CLEAN SEAS INITIATIVE

Pollution: Kenya still at risk despite UN plastics nod - Greenpeace

A study supported by Nema in 2017 showed more than 50 per cent of livestock had ingested plastics.

In Summary

• Scientists have warned that there will be more plastic than fish in the world’s oceans by 2050 unless people stop using single-use plastic items.

• Plastic pollution has over time surfed onto beaches, settling onto the ocean floor and rising through the food chain onto dinner tables.

Plastics bags
BANNED: Plastics bags
Image: FILE

In the lead up to the UN summit being held in Nairobi, Unep has named Kenya as an emerging leader in the fight against plastic pollution and among the first countries in East Africa to sign the Clean Seas initiative.

Responding to these developments, Greenpeace Africa Senior Political Advisor, Fredrick Njehu has said It is encouraging that Kenya's environmental stewardship has been acknowledged worldwide.

Both officials and ordinary citizens have fought against the menace that single-use plastic has become in Africa.

"However, the threats to our country's efforts remain real. President Biden has put on hold any new free trade agreement negotiations with our government, which may have opened the floodgates to plastic imports if the American Chemistry Council (ACC) lobbying proved successful. But, the deal is not completely off the table as it should be," Njehu said.

Both countries have a joint responsibility to make trade right for the people and the planet, and not just free for corporations.

Any trade and investment agreement between the two countries must exclude any imports of plastic waste into East Africa. 

Kenya has invested heavily in both policy regulations and law enforcement to win the fight against plastic pollution.

Nema recently launched a new wave of surveillance to heighten checks on the outlawed plastic bags across the country.

"Our government must be firm and must stay true to its efforts against the plastic pollution crisis which is exacerbating climate emergencies,"  he added.

Single-use plastics and the resulting pollution has been cited as one of the biggest catastrophes of our generation and a major threat to biodiversity.
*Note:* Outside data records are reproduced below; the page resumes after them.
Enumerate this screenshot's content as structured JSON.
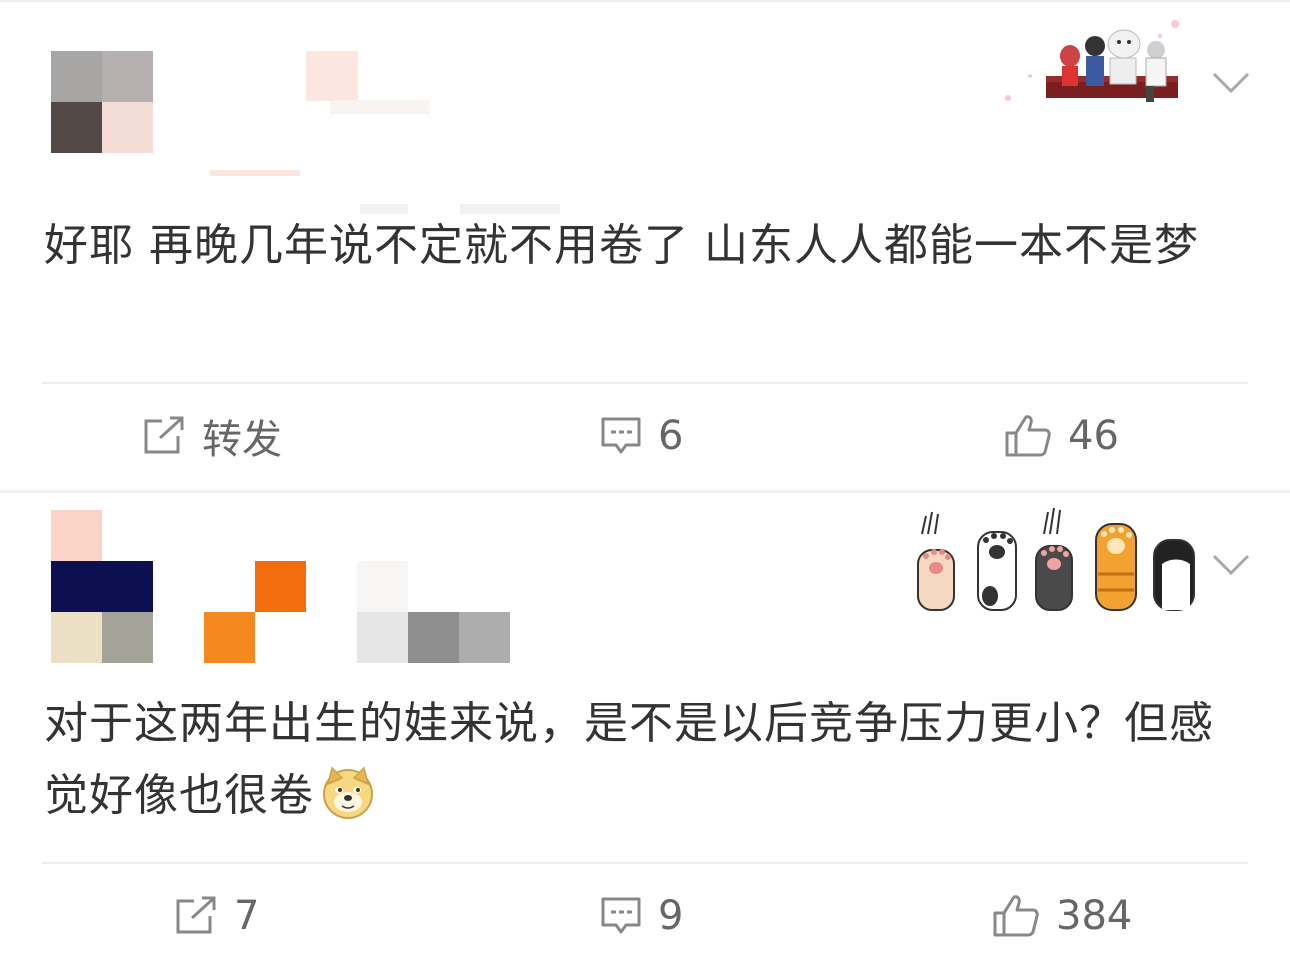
{
  "posts": [
    {
      "text": "好耶 再晚几年说不定就不用卷了 山东人人都能一本不是梦",
      "actions": {
        "repost_icon": "repost-icon",
        "repost_label": "转发",
        "comment_icon": "comment-icon",
        "comment_count": "6",
        "like_icon": "thumbs-up-icon",
        "like_count": "46"
      }
    },
    {
      "text": "对于这两年出生的娃来说，是不是以后竞争压力更小？但感觉好像也很卷",
      "emoji": "doge-emoji",
      "actions": {
        "repost_icon": "repost-icon",
        "repost_label": "7",
        "comment_icon": "comment-icon",
        "comment_count": "9",
        "like_icon": "thumbs-up-icon",
        "like_count": "384"
      }
    }
  ],
  "colors": {
    "text": "#333333",
    "action_text": "#666666",
    "divider": "#eeeeee",
    "icon": "#888888"
  }
}
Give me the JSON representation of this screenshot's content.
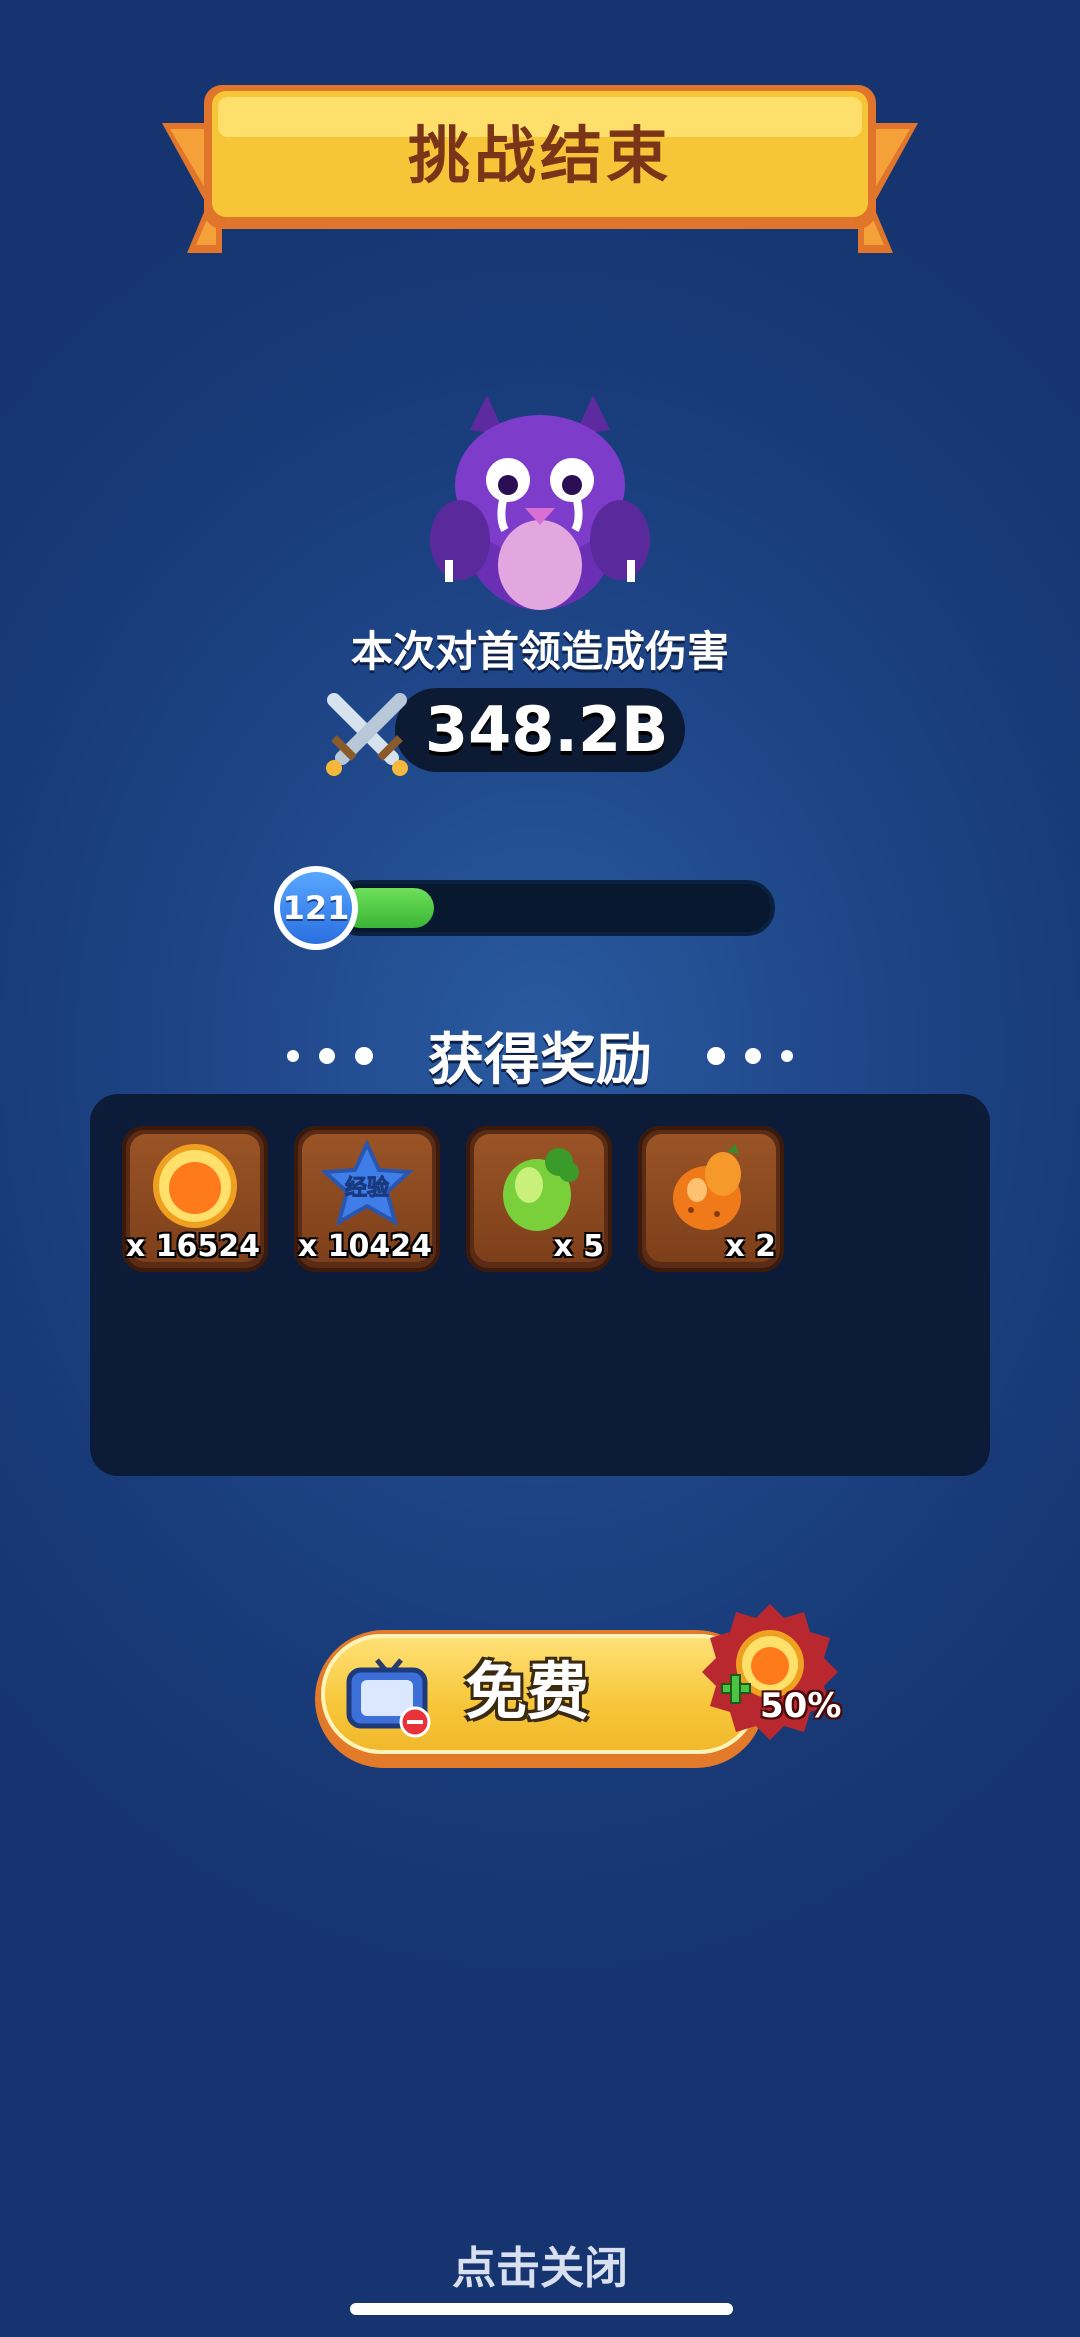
{
  "title": "挑战结束",
  "boss": {
    "damage_caption": "本次对首领造成伤害",
    "damage_value": "348.2B"
  },
  "progress": {
    "level": "121",
    "fill_fraction": 0.22
  },
  "rewards": {
    "title": "获得奖励",
    "items": [
      {
        "icon": "gold-coin-icon",
        "count": "x 16524"
      },
      {
        "icon": "experience-star-icon",
        "label": "经验",
        "count": "x 10424"
      },
      {
        "icon": "green-egg-icon",
        "count": "x 5"
      },
      {
        "icon": "orange-fruit-icon",
        "count": "x 2"
      }
    ]
  },
  "free_button": {
    "label": "免费",
    "bonus": "50%"
  },
  "close_hint": "点击关闭",
  "colors": {
    "background": "#1f4789",
    "banner": "#f7c638",
    "progress_fill": "#4cc443",
    "panel": "#0b1b38",
    "item_tile": "#8a4820"
  }
}
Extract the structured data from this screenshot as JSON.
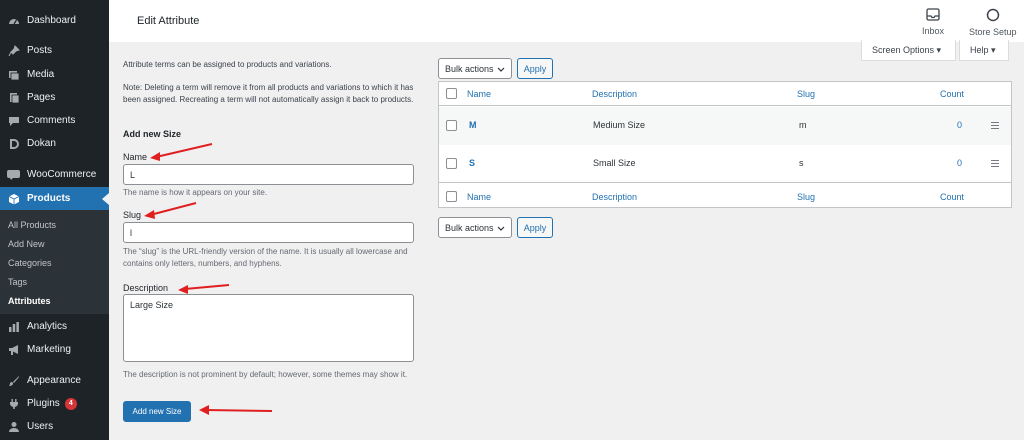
{
  "sidebar": {
    "items": [
      {
        "label": "Dashboard",
        "icon": "dashboard-icon"
      },
      {
        "label": "Posts",
        "icon": "pin-icon"
      },
      {
        "label": "Media",
        "icon": "media-icon"
      },
      {
        "label": "Pages",
        "icon": "pages-icon"
      },
      {
        "label": "Comments",
        "icon": "comment-icon"
      },
      {
        "label": "Dokan",
        "icon": "dokan-icon"
      },
      {
        "label": "WooCommerce",
        "icon": "woo-icon"
      },
      {
        "label": "Products",
        "icon": "box-icon"
      },
      {
        "label": "Analytics",
        "icon": "bar-chart-icon"
      },
      {
        "label": "Marketing",
        "icon": "megaphone-icon"
      },
      {
        "label": "Appearance",
        "icon": "brush-icon"
      },
      {
        "label": "Plugins",
        "icon": "plug-icon",
        "badge": "4"
      },
      {
        "label": "Users",
        "icon": "user-icon"
      }
    ],
    "submenu": [
      "All Products",
      "Add New",
      "Categories",
      "Tags",
      "Attributes"
    ]
  },
  "header": {
    "title": "Edit Attribute",
    "inbox": "Inbox",
    "store_setup": "Store Setup",
    "screen_options": "Screen Options ▾",
    "help": "Help ▾"
  },
  "form": {
    "intro": "Attribute terms can be assigned to products and variations.",
    "note": "Note: Deleting a term will remove it from all products and variations to which it has been assigned. Recreating a term will not automatically assign it back to products.",
    "heading": "Add new Size",
    "name_label": "Name",
    "name_value": "L",
    "name_desc": "The name is how it appears on your site.",
    "slug_label": "Slug",
    "slug_value": "l",
    "slug_desc": "The “slug” is the URL-friendly version of the name. It is usually all lowercase and contains only letters, numbers, and hyphens.",
    "description_label": "Description",
    "description_value": "Large Size",
    "description_desc": "The description is not prominent by default; however, some themes may show it.",
    "submit": "Add new Size"
  },
  "table": {
    "bulk_actions": "Bulk actions",
    "apply": "Apply",
    "columns": [
      "Name",
      "Description",
      "Slug",
      "Count"
    ],
    "rows": [
      {
        "name": "M",
        "description": "Medium Size",
        "slug": "m",
        "count": "0"
      },
      {
        "name": "S",
        "description": "Small Size",
        "slug": "s",
        "count": "0"
      }
    ]
  },
  "colors": {
    "sidebar_bg": "#1d2327",
    "active": "#2271b1",
    "arrow": "#e02020"
  }
}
"The banned plastic bags are back in town again and the county directors of the environment have clear instructions to ensure that they put proper crackdowns within the next one week and sustain these efforts," Nema director general Mamo Mamo said in February.

It is estimated that about five trillion macro and micro-plastic pieces are floating in the ocean, making up 60-90 per cent of marine debris.

Scientists have warned that there will be more plastic than fish in the world’s oceans by 2050 unless people stop using single-use plastic items.

Plastic pollution has over time surfed onto beaches, settling onto the ocean floor and rising through the food chain onto dinner tables.

In 1950, the world's population of 2.5 billion produced 1.5 million tonnes of plastic, while in 2016, a global population of more than seven billion people produced over 300 million tons of plastic – with severe consequences for marine plants and animals.

A study supported by Nema in 2017 showed more than 50 per cent of livestock had ingested plastics.